▶ [Exercise directions] In the material below, count the lines where the word "Nemon" appears. Nothing but the number, please.

▶ [Provided information]
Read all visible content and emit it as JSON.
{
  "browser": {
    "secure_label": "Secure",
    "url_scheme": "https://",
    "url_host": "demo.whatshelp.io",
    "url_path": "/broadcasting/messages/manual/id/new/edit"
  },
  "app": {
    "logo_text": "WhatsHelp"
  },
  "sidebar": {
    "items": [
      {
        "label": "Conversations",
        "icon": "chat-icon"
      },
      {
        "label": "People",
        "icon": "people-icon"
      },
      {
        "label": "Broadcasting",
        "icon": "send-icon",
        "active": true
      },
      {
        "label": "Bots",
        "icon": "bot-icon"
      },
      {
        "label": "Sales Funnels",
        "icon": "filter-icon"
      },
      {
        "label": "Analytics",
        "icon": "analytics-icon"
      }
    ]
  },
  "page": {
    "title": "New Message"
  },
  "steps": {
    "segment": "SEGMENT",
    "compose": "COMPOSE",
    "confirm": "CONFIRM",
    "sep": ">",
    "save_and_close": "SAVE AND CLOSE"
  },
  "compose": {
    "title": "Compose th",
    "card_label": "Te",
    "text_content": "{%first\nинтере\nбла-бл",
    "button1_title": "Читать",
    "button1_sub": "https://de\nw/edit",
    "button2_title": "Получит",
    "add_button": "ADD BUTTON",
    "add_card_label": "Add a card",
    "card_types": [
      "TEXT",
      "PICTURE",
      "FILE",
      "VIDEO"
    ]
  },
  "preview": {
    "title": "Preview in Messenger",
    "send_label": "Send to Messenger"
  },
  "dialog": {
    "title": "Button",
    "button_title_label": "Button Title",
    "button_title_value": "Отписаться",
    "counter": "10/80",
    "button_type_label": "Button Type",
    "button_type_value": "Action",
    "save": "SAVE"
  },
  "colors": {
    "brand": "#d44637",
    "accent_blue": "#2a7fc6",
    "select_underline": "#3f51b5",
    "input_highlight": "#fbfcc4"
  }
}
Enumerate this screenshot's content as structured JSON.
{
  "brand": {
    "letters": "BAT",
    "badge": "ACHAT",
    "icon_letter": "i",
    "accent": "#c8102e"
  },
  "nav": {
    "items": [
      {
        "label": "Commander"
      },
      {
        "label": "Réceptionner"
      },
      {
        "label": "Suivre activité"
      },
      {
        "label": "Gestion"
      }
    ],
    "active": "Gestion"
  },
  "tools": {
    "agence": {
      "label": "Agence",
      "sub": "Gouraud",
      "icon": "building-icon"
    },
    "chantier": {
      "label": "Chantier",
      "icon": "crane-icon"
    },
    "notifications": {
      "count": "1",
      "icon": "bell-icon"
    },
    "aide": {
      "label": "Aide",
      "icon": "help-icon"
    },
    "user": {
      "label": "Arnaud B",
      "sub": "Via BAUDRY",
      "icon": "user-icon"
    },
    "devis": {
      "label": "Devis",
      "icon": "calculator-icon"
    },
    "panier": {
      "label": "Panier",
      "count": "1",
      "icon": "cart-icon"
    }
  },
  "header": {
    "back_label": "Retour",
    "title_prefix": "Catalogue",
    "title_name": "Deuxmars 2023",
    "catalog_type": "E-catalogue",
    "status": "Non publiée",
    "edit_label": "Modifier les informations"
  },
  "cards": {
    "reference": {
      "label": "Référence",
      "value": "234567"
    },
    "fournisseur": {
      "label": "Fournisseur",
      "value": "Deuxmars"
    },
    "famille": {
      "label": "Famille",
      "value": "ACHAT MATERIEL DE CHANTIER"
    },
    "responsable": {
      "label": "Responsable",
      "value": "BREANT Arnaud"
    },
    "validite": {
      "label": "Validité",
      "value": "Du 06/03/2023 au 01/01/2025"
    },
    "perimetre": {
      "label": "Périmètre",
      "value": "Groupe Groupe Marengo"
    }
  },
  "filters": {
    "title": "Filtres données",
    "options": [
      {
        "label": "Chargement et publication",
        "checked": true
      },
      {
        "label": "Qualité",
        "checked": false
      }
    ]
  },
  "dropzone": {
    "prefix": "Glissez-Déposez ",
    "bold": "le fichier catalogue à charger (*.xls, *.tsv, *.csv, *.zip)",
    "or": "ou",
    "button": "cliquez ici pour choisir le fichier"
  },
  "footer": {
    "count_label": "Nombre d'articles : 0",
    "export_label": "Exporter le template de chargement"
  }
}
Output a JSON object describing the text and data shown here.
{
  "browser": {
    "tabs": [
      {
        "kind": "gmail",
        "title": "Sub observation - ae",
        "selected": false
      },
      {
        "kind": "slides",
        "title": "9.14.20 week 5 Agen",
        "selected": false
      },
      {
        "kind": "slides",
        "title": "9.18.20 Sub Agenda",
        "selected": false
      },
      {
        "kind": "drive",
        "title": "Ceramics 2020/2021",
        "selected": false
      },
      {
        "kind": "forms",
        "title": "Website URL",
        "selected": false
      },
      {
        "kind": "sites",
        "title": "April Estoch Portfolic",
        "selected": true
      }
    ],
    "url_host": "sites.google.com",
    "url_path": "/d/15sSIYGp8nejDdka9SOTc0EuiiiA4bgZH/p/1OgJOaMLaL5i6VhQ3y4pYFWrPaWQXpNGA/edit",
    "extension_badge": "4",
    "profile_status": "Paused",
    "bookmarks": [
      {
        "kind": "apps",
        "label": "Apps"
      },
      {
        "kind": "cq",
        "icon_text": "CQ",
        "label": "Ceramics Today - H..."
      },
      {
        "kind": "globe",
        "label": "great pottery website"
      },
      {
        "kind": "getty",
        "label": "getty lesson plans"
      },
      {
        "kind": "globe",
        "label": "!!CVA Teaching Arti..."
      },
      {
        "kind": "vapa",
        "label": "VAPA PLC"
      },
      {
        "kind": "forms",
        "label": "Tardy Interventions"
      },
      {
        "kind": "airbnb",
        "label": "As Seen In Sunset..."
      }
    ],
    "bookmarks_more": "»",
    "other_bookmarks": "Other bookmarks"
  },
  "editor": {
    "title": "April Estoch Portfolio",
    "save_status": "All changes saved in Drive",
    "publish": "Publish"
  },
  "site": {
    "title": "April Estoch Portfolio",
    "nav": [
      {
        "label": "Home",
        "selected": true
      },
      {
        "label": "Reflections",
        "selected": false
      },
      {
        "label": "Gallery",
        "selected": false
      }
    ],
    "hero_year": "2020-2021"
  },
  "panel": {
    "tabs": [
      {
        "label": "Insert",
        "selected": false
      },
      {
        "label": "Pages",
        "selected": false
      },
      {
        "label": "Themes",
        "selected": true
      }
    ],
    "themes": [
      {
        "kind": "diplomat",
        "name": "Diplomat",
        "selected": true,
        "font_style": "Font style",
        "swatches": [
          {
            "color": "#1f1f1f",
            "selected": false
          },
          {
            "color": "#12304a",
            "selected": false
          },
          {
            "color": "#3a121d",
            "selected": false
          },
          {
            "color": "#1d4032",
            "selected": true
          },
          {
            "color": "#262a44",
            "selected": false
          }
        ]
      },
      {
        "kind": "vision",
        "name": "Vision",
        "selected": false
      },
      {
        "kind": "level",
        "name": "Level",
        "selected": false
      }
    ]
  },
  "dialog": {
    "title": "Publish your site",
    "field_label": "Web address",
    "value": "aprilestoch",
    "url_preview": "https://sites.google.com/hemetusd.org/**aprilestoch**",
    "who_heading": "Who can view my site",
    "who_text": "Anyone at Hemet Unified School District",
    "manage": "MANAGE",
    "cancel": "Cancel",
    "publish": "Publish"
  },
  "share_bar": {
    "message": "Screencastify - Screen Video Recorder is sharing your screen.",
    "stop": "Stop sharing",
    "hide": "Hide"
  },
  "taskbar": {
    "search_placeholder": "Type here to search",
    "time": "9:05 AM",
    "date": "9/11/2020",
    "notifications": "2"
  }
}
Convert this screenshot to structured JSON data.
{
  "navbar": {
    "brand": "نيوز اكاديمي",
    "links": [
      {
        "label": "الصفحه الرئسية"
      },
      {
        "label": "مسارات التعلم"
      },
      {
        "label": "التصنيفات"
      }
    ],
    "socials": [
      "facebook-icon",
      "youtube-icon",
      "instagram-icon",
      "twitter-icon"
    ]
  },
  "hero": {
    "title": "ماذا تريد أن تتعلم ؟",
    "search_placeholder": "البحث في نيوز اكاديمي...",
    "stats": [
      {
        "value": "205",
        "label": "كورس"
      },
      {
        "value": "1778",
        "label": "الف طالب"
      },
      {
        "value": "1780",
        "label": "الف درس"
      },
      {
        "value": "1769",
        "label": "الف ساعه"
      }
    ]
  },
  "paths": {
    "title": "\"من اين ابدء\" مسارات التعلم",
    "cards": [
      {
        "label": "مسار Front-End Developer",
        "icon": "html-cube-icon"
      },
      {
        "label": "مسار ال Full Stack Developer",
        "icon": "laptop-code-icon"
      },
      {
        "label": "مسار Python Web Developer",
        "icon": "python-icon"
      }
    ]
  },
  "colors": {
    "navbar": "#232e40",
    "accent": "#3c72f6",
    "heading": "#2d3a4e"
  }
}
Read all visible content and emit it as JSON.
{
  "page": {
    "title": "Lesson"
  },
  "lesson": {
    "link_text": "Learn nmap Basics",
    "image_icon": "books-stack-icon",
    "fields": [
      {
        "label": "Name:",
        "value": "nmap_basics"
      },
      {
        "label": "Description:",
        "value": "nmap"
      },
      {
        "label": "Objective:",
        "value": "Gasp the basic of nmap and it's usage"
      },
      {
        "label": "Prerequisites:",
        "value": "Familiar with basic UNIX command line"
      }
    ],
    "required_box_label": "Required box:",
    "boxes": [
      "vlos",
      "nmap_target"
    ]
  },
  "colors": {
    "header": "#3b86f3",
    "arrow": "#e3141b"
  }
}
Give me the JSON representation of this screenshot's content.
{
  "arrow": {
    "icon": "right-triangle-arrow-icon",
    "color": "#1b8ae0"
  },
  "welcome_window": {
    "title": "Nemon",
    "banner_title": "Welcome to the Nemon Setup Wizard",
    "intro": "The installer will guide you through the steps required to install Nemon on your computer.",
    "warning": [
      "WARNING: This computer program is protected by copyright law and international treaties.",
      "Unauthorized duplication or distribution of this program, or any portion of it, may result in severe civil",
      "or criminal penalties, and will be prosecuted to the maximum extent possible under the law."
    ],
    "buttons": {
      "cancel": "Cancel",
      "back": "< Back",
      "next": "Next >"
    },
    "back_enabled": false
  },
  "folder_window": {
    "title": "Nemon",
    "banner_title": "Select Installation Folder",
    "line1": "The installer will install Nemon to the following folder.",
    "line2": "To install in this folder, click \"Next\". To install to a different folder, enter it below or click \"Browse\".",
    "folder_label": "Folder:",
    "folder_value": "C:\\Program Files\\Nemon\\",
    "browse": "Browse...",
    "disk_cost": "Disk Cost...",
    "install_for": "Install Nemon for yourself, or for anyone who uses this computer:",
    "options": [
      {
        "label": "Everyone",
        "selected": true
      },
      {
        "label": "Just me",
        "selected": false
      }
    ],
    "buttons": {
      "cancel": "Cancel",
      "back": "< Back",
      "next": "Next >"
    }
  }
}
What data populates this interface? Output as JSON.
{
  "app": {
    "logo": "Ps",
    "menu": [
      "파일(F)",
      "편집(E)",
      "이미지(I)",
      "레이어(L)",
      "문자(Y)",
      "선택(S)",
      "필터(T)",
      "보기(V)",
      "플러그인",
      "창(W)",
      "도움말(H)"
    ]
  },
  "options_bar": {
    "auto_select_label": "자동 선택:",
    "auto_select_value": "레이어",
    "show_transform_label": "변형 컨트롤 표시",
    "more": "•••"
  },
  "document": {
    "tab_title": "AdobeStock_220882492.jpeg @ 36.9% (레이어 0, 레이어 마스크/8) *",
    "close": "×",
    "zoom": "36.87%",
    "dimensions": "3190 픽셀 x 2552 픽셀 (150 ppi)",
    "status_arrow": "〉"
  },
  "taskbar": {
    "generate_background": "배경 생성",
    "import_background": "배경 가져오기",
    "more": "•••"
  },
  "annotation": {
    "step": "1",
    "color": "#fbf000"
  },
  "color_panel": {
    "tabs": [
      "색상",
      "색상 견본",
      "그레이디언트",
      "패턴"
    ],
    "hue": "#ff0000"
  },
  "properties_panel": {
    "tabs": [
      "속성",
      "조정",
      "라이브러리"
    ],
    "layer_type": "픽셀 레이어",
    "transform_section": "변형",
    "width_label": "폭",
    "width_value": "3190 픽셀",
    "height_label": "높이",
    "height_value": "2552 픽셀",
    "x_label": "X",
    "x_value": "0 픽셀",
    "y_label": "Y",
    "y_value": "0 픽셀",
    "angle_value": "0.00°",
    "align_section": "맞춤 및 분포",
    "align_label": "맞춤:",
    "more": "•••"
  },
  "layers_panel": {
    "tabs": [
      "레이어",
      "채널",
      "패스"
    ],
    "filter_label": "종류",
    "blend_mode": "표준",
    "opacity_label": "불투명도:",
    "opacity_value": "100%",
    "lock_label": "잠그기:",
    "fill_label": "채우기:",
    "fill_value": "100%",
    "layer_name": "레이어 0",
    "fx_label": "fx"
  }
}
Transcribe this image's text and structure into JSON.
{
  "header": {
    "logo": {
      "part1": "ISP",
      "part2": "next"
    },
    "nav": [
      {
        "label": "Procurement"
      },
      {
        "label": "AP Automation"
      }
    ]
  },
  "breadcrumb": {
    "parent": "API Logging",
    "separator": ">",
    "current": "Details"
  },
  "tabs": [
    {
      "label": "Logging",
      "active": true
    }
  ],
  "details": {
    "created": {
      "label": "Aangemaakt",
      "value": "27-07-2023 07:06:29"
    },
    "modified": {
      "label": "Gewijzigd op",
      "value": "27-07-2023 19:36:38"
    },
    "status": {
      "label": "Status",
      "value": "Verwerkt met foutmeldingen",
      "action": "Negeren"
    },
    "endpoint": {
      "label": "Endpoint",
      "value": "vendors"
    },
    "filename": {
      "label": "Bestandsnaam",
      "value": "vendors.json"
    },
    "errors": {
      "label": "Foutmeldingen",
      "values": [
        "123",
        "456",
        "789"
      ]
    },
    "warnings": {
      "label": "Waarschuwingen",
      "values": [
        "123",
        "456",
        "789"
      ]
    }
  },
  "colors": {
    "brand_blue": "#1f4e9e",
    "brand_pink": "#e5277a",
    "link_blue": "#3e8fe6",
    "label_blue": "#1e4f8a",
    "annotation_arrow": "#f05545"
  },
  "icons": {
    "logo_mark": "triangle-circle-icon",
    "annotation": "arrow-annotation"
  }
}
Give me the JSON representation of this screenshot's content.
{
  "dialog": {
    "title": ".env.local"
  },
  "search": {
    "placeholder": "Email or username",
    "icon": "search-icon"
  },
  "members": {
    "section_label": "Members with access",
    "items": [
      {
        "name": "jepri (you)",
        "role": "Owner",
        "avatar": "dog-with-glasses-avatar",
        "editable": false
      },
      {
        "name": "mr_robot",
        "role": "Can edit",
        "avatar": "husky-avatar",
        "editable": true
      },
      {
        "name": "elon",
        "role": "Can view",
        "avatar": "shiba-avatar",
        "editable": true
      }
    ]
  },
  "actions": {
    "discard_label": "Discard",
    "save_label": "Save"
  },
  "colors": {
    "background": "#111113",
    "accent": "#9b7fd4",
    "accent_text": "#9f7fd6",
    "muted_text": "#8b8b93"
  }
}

▶ [Answer to the exercise] 7